According to the report, "Scaling the Pre-Retiree Market," the majority of the 30 million pre-retirees is woefully unprepared for retirement, so much so that it might change the essence of retirement. Consider the following:
- Just 30% of pre-retirees believe they are very prepared for retirement.
- Fifty-five percent have less than $100,000 in household investable assets.
- Participation rate for employer-based retirement plans is less than half for pre-retirees (55-64) in the private-sector workers. Overall, participation rate for full-time pre-retirees is 63%.
- While almost a third of pre-retirees say they have no plans of retiring, in a separate 2009 LIMRA study, 56% of retirees retired before they expected; 43% were involuntary. So the option may not be theirs.
- On average, pre-retirees across all household income levels have failed to save enough for retirement with 91% having lower-than-recommended asset-salary ratios. The average pre-retiree retiring within the next five years on has 43% of recommended savings in his or her current employer's retirement savings plan.
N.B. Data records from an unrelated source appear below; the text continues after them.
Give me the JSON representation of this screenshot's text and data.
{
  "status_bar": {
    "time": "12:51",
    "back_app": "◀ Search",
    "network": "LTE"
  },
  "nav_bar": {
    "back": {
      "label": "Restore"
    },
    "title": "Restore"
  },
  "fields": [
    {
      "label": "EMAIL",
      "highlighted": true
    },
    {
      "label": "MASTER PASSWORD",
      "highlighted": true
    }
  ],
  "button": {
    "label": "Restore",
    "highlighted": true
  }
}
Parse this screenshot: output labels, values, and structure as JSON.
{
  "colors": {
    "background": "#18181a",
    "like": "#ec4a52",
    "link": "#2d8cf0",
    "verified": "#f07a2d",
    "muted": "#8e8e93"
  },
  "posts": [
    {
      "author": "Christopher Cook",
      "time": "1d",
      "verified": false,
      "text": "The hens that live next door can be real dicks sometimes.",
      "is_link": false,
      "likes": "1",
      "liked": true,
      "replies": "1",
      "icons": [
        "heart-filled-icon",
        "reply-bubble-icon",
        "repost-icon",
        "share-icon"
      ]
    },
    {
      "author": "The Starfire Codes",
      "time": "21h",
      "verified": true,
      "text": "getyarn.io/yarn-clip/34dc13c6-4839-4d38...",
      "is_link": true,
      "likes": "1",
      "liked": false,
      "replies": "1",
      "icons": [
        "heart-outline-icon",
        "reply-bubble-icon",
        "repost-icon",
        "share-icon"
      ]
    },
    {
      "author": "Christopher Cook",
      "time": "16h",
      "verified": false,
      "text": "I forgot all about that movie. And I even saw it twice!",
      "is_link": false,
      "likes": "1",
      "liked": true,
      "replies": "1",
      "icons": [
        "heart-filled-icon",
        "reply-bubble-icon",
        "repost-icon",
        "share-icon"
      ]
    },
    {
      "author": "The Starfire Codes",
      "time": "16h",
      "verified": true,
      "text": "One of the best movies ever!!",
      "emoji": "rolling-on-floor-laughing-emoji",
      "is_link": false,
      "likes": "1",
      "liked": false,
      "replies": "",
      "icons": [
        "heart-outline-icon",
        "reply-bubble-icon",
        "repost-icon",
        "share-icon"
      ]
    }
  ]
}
- There is a consensus among pre-retirees that they will need 65-70% of current income in retirement. Only 43% of pre-retirees are confident that they will be able to achieve their desired retirement lifestyle (younger women and lower-income pre-retirees are less confident).
Yet, unlike the unprepared grasshopper, there is an opportunity for pre-retirees to improve their position in retirement through "catch-up" contributions and comprehensive financial planning. LIMRA studies find that six in 10 pre-retirees have household incomes that exceed $50,000, with a median net worth of almost $250,000. Financial services companies should take note that this population controls $16 trillion in net worth, which will grow over the next 15 years.
Pre-retirees face many significant risks that could put their retirement plans in jeopardy. Addressing the risks of longevity, health care costs, debt, investment fluctuation, disability and changes in marital status or employment are critical for developing a realistic retirement plan. Unfortunately, pre-retirees lack the education or know-how to tackle these issues on their own.